TASK DESCRIPTION: Every line of the data must be set down exactly as shown.

Data records:
- - -

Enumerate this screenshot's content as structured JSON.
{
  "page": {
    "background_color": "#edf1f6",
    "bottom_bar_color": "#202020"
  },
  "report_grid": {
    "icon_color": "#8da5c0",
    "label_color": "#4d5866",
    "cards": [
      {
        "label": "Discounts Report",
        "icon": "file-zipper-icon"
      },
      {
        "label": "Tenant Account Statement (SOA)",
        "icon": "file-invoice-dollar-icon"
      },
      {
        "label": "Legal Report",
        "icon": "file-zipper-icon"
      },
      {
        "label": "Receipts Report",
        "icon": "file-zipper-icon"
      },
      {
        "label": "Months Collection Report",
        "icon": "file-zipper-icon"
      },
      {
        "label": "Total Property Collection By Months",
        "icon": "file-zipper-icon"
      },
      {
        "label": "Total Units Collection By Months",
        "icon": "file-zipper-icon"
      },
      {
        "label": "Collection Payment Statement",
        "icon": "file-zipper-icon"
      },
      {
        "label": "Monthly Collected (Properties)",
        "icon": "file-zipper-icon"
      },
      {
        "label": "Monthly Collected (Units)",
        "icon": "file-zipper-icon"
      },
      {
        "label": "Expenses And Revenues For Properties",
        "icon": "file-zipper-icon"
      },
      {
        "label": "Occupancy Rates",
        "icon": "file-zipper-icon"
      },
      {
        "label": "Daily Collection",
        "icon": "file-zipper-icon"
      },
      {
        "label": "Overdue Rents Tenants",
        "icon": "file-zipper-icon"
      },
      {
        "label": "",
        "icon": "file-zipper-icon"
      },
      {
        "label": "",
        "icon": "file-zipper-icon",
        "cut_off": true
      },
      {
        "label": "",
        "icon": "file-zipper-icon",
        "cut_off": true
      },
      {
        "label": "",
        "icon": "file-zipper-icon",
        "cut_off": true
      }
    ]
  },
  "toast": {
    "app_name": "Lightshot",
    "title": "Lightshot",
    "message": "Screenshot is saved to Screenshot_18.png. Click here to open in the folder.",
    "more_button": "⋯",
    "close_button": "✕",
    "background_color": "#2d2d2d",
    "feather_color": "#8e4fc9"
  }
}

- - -

SOLUTION TO THE PROBLEM:
Enumerate this screenshot's content as structured JSON.
{
  "page": {
    "background_color": "#edf1f6",
    "bottom_bar_color": "#202020"
  },
  "report_grid": {
    "icon_color": "#8da5c0",
    "label_color": "#4d5866",
    "cards": [
      {
        "label": "Discounts Report",
        "icon": "file-zipper-icon"
      },
      {
        "label": "Tenant Account Statement (SOA)",
        "icon": "file-invoice-dollar-icon"
      },
      {
        "label": "Legal Report",
        "icon": "file-zipper-icon"
      },
      {
        "label": "Receipts Report",
        "icon": "file-zipper-icon"
      },
      {
        "label": "Months Collection Report",
        "icon": "file-zipper-icon"
      },
      {
        "label": "Total Property Collection By Months",
        "icon": "file-zipper-icon"
      },
      {
        "label": "Total Units Collection By Months",
        "icon": "file-zipper-icon"
      },
      {
        "label": "Collection Payment Statement",
        "icon": "file-zipper-icon"
      },
      {
        "label": "Monthly Collected (Properties)",
        "icon": "file-zipper-icon"
      },
      {
        "label": "Monthly Collected (Units)",
        "icon": "file-zipper-icon"
      },
      {
        "label": "Expenses And Revenues For Properties",
        "icon": "file-zipper-icon"
      },
      {
        "label": "Occupancy Rates",
        "icon": "file-zipper-icon"
      },
      {
        "label": "Daily Collection",
        "icon": "file-zipper-icon"
      },
      {
        "label": "Overdue Rents Tenants",
        "icon": "file-zipper-icon"
      },
      {
        "label": "",
        "icon": "file-zipper-icon"
      },
      {
        "label": "",
        "icon": "file-zipper-icon",
        "cut_off": true
      },
      {
        "label": "",
        "icon": "file-zipper-icon",
        "cut_off": true
      },
      {
        "label": "",
        "icon": "file-zipper-icon",
        "cut_off": true
      }
    ]
  },
  "toast": {
    "app_name": "Lightshot",
    "title": "Lightshot",
    "message": "Screenshot is saved to Screenshot_18.png. Click here to open in the folder.",
    "more_button": "⋯",
    "close_button": "✕",
    "background_color": "#2d2d2d",
    "feather_color": "#8e4fc9"
  }
}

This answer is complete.